───── Data shown
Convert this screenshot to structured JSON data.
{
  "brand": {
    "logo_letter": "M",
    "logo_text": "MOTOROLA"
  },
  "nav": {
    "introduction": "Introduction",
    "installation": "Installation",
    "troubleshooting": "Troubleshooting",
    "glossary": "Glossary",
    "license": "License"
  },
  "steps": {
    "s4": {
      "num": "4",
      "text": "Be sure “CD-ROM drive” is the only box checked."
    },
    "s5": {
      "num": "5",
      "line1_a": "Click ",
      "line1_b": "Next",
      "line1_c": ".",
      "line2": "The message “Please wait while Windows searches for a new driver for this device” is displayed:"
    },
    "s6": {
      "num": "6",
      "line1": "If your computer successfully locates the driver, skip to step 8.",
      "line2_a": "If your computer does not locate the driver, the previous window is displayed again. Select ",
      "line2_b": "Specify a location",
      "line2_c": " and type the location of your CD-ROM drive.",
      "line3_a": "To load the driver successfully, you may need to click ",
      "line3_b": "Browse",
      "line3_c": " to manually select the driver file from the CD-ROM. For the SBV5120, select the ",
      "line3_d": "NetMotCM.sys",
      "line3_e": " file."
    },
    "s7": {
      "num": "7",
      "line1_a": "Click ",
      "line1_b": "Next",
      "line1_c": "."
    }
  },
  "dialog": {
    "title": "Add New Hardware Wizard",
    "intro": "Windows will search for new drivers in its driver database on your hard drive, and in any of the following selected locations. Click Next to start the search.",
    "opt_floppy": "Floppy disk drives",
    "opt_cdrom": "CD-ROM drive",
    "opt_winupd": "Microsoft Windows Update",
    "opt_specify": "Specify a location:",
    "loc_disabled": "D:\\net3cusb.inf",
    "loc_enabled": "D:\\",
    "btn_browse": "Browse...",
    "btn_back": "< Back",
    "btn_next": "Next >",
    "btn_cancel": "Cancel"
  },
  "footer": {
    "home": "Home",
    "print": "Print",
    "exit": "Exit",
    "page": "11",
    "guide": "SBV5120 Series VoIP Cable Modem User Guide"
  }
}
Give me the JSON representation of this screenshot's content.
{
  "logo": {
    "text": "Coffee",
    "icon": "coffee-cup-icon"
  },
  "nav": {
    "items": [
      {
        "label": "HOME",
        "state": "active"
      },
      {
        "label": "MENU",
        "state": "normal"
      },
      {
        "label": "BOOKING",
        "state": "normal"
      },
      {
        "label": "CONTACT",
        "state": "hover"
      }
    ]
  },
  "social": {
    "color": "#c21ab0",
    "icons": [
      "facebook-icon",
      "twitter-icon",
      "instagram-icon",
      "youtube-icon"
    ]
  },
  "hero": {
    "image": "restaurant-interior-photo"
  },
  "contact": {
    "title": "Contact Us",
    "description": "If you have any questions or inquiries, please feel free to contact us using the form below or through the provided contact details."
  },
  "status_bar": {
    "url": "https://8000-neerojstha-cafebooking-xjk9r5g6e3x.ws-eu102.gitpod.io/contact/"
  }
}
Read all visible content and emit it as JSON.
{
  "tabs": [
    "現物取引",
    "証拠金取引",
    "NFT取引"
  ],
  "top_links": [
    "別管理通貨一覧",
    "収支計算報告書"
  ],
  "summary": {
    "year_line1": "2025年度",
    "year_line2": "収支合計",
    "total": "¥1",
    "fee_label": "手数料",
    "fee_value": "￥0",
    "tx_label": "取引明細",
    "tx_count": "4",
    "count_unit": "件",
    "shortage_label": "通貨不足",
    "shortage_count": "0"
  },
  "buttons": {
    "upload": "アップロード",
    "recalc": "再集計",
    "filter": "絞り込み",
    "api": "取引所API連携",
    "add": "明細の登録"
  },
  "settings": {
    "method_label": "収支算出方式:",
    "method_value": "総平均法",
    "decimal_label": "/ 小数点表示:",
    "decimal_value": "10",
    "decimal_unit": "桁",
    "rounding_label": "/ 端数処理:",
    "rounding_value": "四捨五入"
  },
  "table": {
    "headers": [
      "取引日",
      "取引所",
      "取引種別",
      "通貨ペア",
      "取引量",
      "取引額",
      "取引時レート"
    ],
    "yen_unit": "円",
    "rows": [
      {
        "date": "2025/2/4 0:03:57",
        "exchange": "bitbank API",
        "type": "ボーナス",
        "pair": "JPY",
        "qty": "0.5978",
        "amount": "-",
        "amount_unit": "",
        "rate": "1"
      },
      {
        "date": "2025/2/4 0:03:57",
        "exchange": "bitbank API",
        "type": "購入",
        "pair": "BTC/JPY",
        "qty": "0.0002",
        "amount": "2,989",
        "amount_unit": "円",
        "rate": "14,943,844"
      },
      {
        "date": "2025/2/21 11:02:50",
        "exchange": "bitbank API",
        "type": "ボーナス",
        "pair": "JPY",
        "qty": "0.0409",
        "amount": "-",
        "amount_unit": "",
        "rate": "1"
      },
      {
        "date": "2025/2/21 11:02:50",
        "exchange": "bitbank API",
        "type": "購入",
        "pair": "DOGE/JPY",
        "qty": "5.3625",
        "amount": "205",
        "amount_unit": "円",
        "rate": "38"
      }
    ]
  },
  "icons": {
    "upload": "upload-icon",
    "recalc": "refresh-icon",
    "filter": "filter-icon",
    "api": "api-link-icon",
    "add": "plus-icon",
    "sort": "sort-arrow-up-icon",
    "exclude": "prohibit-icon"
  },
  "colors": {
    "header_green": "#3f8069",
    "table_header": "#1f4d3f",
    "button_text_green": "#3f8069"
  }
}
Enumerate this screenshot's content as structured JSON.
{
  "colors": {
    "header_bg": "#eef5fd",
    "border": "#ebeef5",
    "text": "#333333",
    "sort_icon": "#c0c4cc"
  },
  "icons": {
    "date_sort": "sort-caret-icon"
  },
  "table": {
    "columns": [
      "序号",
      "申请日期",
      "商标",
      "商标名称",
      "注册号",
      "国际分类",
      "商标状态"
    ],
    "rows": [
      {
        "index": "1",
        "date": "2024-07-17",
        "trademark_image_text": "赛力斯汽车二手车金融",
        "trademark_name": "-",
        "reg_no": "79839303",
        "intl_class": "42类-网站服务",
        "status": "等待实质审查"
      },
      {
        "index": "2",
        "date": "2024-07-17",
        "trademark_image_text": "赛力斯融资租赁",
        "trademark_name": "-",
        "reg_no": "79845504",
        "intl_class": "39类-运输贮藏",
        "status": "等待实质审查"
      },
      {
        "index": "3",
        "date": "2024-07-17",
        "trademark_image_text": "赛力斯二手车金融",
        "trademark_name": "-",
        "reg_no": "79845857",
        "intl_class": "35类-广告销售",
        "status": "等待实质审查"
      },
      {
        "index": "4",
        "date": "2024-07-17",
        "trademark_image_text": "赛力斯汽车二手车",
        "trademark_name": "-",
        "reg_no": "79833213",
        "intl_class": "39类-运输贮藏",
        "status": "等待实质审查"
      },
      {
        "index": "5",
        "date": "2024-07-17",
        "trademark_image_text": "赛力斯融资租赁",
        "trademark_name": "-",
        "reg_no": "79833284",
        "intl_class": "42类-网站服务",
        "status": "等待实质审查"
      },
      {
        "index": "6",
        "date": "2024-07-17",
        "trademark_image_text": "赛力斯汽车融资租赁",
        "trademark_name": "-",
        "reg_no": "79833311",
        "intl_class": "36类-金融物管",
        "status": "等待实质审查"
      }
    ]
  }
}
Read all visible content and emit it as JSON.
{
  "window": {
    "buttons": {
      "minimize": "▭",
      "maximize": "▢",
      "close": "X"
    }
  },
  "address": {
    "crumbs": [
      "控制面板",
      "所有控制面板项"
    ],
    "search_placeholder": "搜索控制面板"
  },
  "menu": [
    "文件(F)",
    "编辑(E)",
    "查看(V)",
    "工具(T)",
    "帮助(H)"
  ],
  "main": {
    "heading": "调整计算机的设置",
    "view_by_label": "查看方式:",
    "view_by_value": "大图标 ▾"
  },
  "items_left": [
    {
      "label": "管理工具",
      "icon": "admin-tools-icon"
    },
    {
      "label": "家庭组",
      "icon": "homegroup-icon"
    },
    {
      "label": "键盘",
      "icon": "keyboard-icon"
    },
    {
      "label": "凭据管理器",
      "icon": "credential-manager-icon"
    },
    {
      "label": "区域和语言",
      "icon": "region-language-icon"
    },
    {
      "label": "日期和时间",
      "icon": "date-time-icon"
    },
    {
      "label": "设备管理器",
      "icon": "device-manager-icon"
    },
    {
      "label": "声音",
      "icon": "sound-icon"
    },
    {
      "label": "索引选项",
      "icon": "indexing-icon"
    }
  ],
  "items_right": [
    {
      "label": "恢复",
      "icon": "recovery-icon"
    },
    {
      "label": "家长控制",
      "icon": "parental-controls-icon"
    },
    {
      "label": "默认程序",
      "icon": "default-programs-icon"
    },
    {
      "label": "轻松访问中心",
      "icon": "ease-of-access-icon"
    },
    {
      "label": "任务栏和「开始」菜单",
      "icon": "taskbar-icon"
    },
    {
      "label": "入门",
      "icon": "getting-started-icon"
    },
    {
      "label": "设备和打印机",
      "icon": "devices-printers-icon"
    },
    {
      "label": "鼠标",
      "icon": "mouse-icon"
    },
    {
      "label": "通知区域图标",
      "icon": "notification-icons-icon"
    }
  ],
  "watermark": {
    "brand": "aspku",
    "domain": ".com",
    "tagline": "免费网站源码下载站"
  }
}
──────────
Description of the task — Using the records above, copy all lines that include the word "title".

Task solution —
    "title": "Add New Hardware Wizard",
    "title": "Contact Us",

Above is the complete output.